Last Updated: Thursday, December 21, 2006 | 9:35 AM ET
Australian Broadcasting Corporation
The Australian Broadcasting Corporation is pulling out of its Brisbane offices because of what it calls a significant atypical spike in the incidence of breast cancer among staff.
Staff will be moved off site within days after an independent investigation confirmed an incidence of breast cancer among them is up to 11 times higher than for the wider community.
Since 1995, 10 women have developed the disease while working on the site.
ABC managing director Mark Scott has promised counselling and other support, including funding for medical tests, for anyone who may be affected by a high rate of cancer at the Brisbane studios.
Sydney University public health Prof. Bruce Armstrong's investigation has not found a direct cause of the cancer cluster, despite extensive testing.
The decision to remove staff from the Toowong studios was made as soon as Armstrong's report was delivered, Scott said.
"We are undertaking immediate moves to relocate the ABC offices and facilities here from this site at Toowong to other premises around Brisbane," he said.
"This process is starting today immediately and will take place in coming weeks, and we expect that by the end of January, we will have cleared most of this site."

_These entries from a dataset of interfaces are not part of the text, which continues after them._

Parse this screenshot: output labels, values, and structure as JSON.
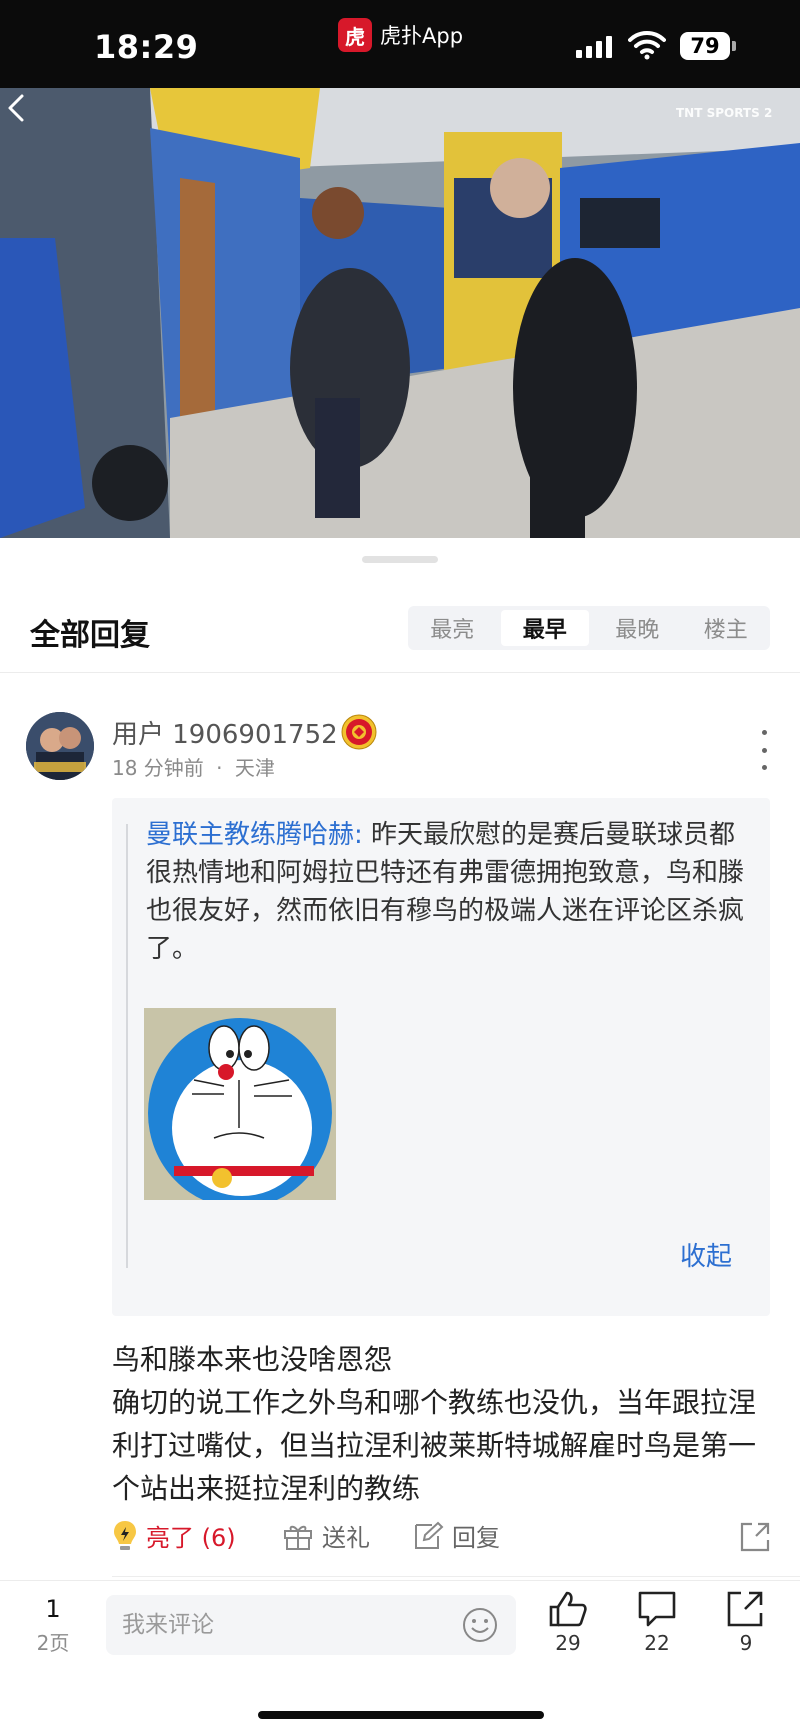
{
  "status_bar": {
    "time": "18:29",
    "app_logo_text": "虎",
    "app_name": "虎扑App",
    "battery": "79"
  },
  "video": {
    "channel_logo": "TNT SPORTS 2"
  },
  "replies": {
    "title": "全部回复",
    "sort_tabs": [
      "最亮",
      "最早",
      "最晚",
      "楼主"
    ],
    "active_tab": "最早"
  },
  "post": {
    "username": "用户 1906901752",
    "time_ago": "18 分钟前",
    "location": "天津",
    "meta_separator": "·",
    "quote": {
      "author": "曼联主教练腾哈赫:",
      "text": " 昨天最欣慰的是赛后曼联球员都很热情地和阿姆拉巴特还有弗雷德拥抱致意，鸟和滕也很友好，然而依旧有穆鸟的极端人迷在评论区杀疯了。",
      "collapse_label": "收起"
    },
    "body_lines": [
      "鸟和滕本来也没啥恩怨",
      "确切的说工作之外鸟和哪个教练也没仇，当年跟拉涅利打过嘴仗，但当拉涅利被莱斯特城解雇时鸟是第一个站出来挺拉涅利的教练"
    ],
    "actions": {
      "light_label": "亮了 (6)",
      "gift_label": "送礼",
      "reply_label": "回复"
    }
  },
  "bottom_bar": {
    "page_current": "1",
    "page_total": "2页",
    "comment_placeholder": "我来评论",
    "like_count": "29",
    "comment_count": "22",
    "share_count": "9"
  },
  "colors": {
    "accent_red": "#d7182a",
    "link_blue": "#2c6fd1"
  }
}
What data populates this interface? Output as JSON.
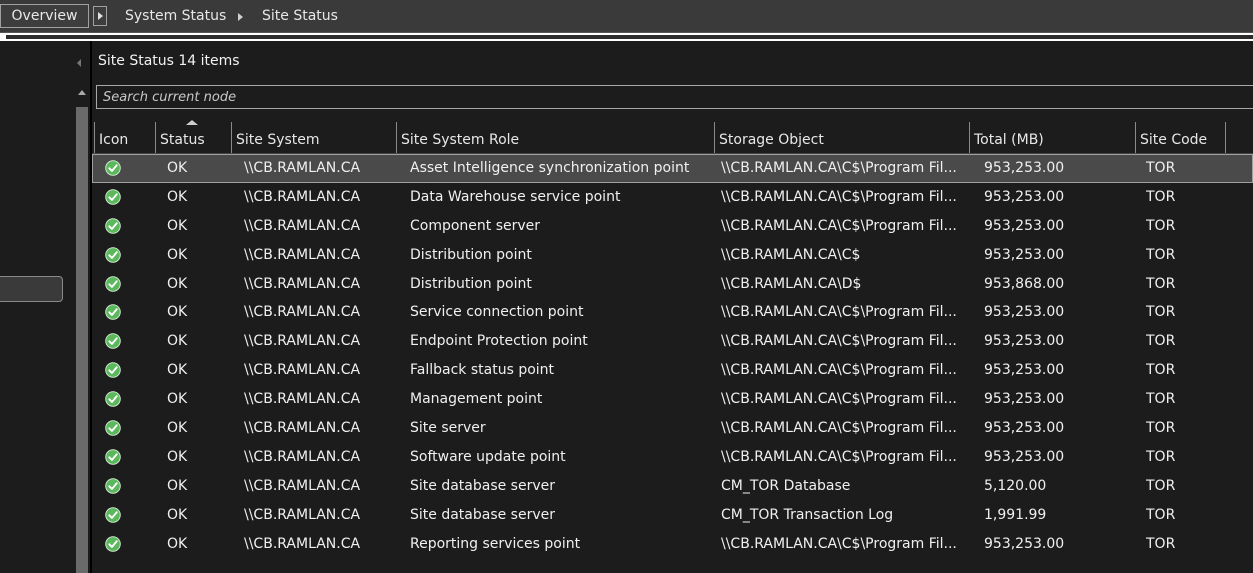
{
  "breadcrumb": {
    "overview": "Overview",
    "items": [
      "System Status",
      "Site Status"
    ]
  },
  "panel": {
    "title": "Site Status 14 items",
    "search_placeholder": "Search current node"
  },
  "columns": [
    "Icon",
    "Status",
    "Site System",
    "Site System Role",
    "Storage Object",
    "Total (MB)",
    "Site Code"
  ],
  "sorted_column": "Status",
  "icon_name": "ok-checkmark-icon",
  "colors": {
    "ok_green": "#5cb85c",
    "background": "#1c1c1c",
    "selected_row": "#4a4a4a"
  },
  "rows": [
    {
      "status": "OK",
      "system": "\\\\CB.RAMLAN.CA",
      "role": "Asset Intelligence synchronization point",
      "storage": "\\\\CB.RAMLAN.CA\\C$\\Program Fil...",
      "total": "953,253.00",
      "code": "TOR",
      "selected": true
    },
    {
      "status": "OK",
      "system": "\\\\CB.RAMLAN.CA",
      "role": "Data Warehouse service point",
      "storage": "\\\\CB.RAMLAN.CA\\C$\\Program Fil...",
      "total": "953,253.00",
      "code": "TOR"
    },
    {
      "status": "OK",
      "system": "\\\\CB.RAMLAN.CA",
      "role": "Component server",
      "storage": "\\\\CB.RAMLAN.CA\\C$\\Program Fil...",
      "total": "953,253.00",
      "code": "TOR"
    },
    {
      "status": "OK",
      "system": "\\\\CB.RAMLAN.CA",
      "role": "Distribution point",
      "storage": "\\\\CB.RAMLAN.CA\\C$",
      "total": "953,253.00",
      "code": "TOR"
    },
    {
      "status": "OK",
      "system": "\\\\CB.RAMLAN.CA",
      "role": "Distribution point",
      "storage": "\\\\CB.RAMLAN.CA\\D$",
      "total": "953,868.00",
      "code": "TOR"
    },
    {
      "status": "OK",
      "system": "\\\\CB.RAMLAN.CA",
      "role": "Service connection point",
      "storage": "\\\\CB.RAMLAN.CA\\C$\\Program Fil...",
      "total": "953,253.00",
      "code": "TOR"
    },
    {
      "status": "OK",
      "system": "\\\\CB.RAMLAN.CA",
      "role": "Endpoint Protection point",
      "storage": "\\\\CB.RAMLAN.CA\\C$\\Program Fil...",
      "total": "953,253.00",
      "code": "TOR"
    },
    {
      "status": "OK",
      "system": "\\\\CB.RAMLAN.CA",
      "role": "Fallback status point",
      "storage": "\\\\CB.RAMLAN.CA\\C$\\Program Fil...",
      "total": "953,253.00",
      "code": "TOR"
    },
    {
      "status": "OK",
      "system": "\\\\CB.RAMLAN.CA",
      "role": "Management point",
      "storage": "\\\\CB.RAMLAN.CA\\C$\\Program Fil...",
      "total": "953,253.00",
      "code": "TOR"
    },
    {
      "status": "OK",
      "system": "\\\\CB.RAMLAN.CA",
      "role": "Site server",
      "storage": "\\\\CB.RAMLAN.CA\\C$\\Program Fil...",
      "total": "953,253.00",
      "code": "TOR"
    },
    {
      "status": "OK",
      "system": "\\\\CB.RAMLAN.CA",
      "role": "Software update point",
      "storage": "\\\\CB.RAMLAN.CA\\C$\\Program Fil...",
      "total": "953,253.00",
      "code": "TOR"
    },
    {
      "status": "OK",
      "system": "\\\\CB.RAMLAN.CA",
      "role": "Site database server",
      "storage": "CM_TOR Database",
      "total": "5,120.00",
      "code": "TOR"
    },
    {
      "status": "OK",
      "system": "\\\\CB.RAMLAN.CA",
      "role": "Site database server",
      "storage": "CM_TOR Transaction Log",
      "total": "1,991.99",
      "code": "TOR"
    },
    {
      "status": "OK",
      "system": "\\\\CB.RAMLAN.CA",
      "role": "Reporting services point",
      "storage": "\\\\CB.RAMLAN.CA\\C$\\Program Fil...",
      "total": "953,253.00",
      "code": "TOR"
    }
  ]
}
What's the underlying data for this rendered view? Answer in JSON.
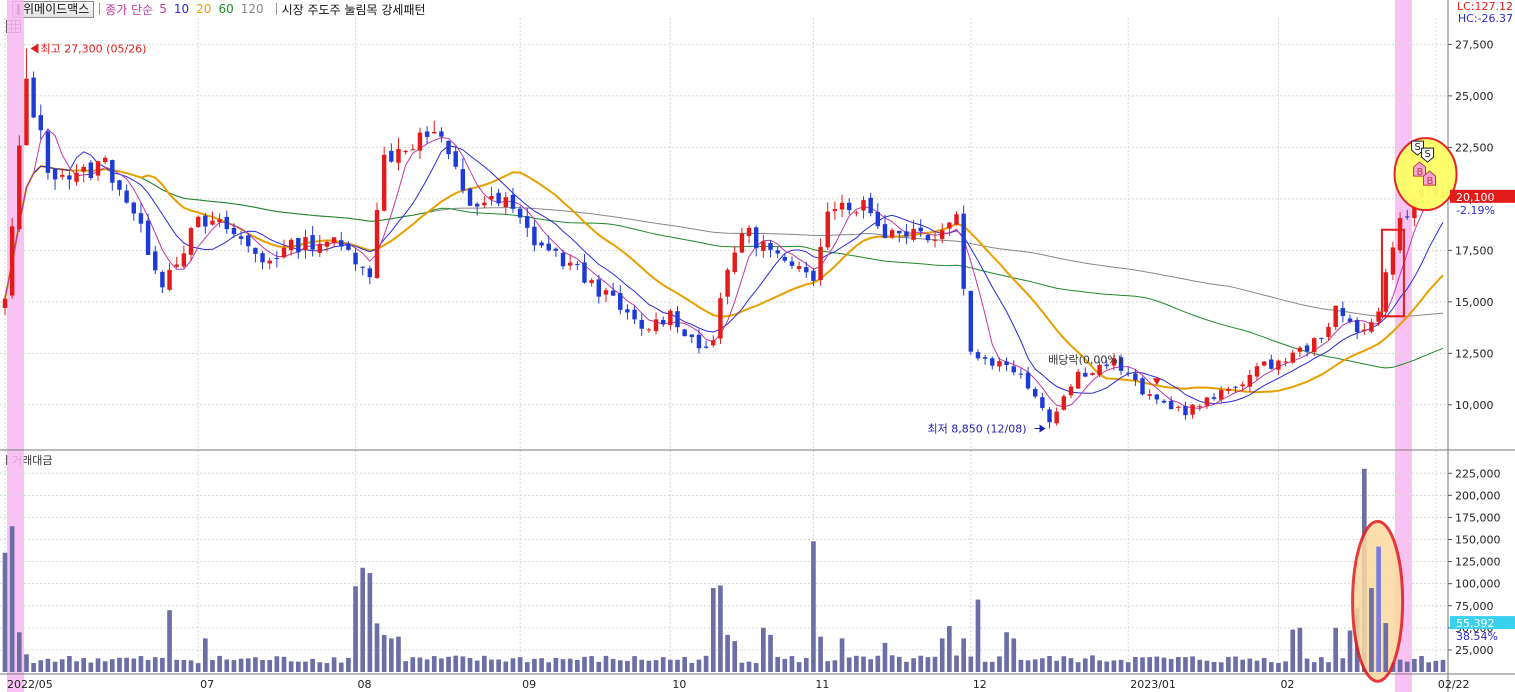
{
  "header": {
    "stock_name": "위메이드맥스",
    "ma_group_label": "종가 단순",
    "ma_periods": [
      {
        "label": "5",
        "color": "#c03aa6"
      },
      {
        "label": "10",
        "color": "#2b2bd6"
      },
      {
        "label": "20",
        "color": "#e8a000"
      },
      {
        "label": "60",
        "color": "#1f8a2a"
      },
      {
        "label": "120",
        "color": "#888888"
      }
    ],
    "pattern_label": "시장 주도주 눌림목 강세패턴"
  },
  "right_labels": {
    "lc": "LC:127.12",
    "hc": "HC:-26.37",
    "last_price": "20,100",
    "last_change": "-2.19%",
    "last_volume": "55,392",
    "volume_pct": "38.54%"
  },
  "volume_title": "거래대금",
  "colors": {
    "up": "#e31b1b",
    "down": "#1f3bd6",
    "volume": "#6c6ea6",
    "highlight": "#f7b8f0",
    "circle_fill": "#ffff66",
    "circle_stroke": "#e31b1b",
    "ma5": "#c03aa6",
    "ma10": "#2b2bd6",
    "ma20": "#e8a000",
    "ma60": "#1f8a2a",
    "ma120": "#888888"
  },
  "annotations": {
    "high": "최고 27,300 (05/26)",
    "low": "최저 8,850 (12/08)",
    "ex_div": "배당락(0,00%)",
    "signal_s": "S",
    "signal_b": "B"
  },
  "chart_data": {
    "type": "candlestick",
    "price_axis": {
      "ticks": [
        10000,
        12500,
        15000,
        17500,
        20000,
        22500,
        25000,
        27500
      ],
      "tick_labels": [
        "10,000",
        "12,500",
        "15,000",
        "17,500",
        "20,000",
        "22,500",
        "25,000",
        "27,500"
      ],
      "range": [
        8000,
        28200
      ]
    },
    "volume_axis": {
      "ticks": [
        25000,
        50000,
        75000,
        100000,
        125000,
        150000,
        175000,
        200000,
        225000
      ],
      "tick_labels": [
        "25,000",
        "50,000",
        "75,000",
        "100,000",
        "125,000",
        "150,000",
        "175,000",
        "200,000",
        "225,000"
      ],
      "range": [
        0,
        240000
      ]
    },
    "x_labels": [
      {
        "label": "2022/05",
        "index": 0
      },
      {
        "label": "07",
        "index": 27
      },
      {
        "label": "08",
        "index": 49
      },
      {
        "label": "09",
        "index": 72
      },
      {
        "label": "10",
        "index": 93
      },
      {
        "label": "11",
        "index": 113
      },
      {
        "label": "12",
        "index": 135
      },
      {
        "label": "2023/01",
        "index": 157
      },
      {
        "label": "02",
        "index": 178
      },
      {
        "label": "02/22",
        "index": 200
      }
    ],
    "high": {
      "value": 27300,
      "date": "05/26"
    },
    "low": {
      "value": 8850,
      "date": "12/08"
    },
    "last": {
      "value": 20100,
      "change_pct": -2.19,
      "volume": 55392
    }
  }
}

The radio and television newsrooms have already been cleared.
One of the women who suffered from breast cancer while working for ABC News, Lisa Backhouse, said she is relieved about the decision to shut down the site.
"I would like to say to management, 'Thank you also for acting, but it's a shame it it wasn't done earlier,'" she said.
"It's a real pity it wasn't and it's a shame it took another person getting sick."
Queensland Premier Peter Beattie said the state government will help the ABC find a new Brisbane site.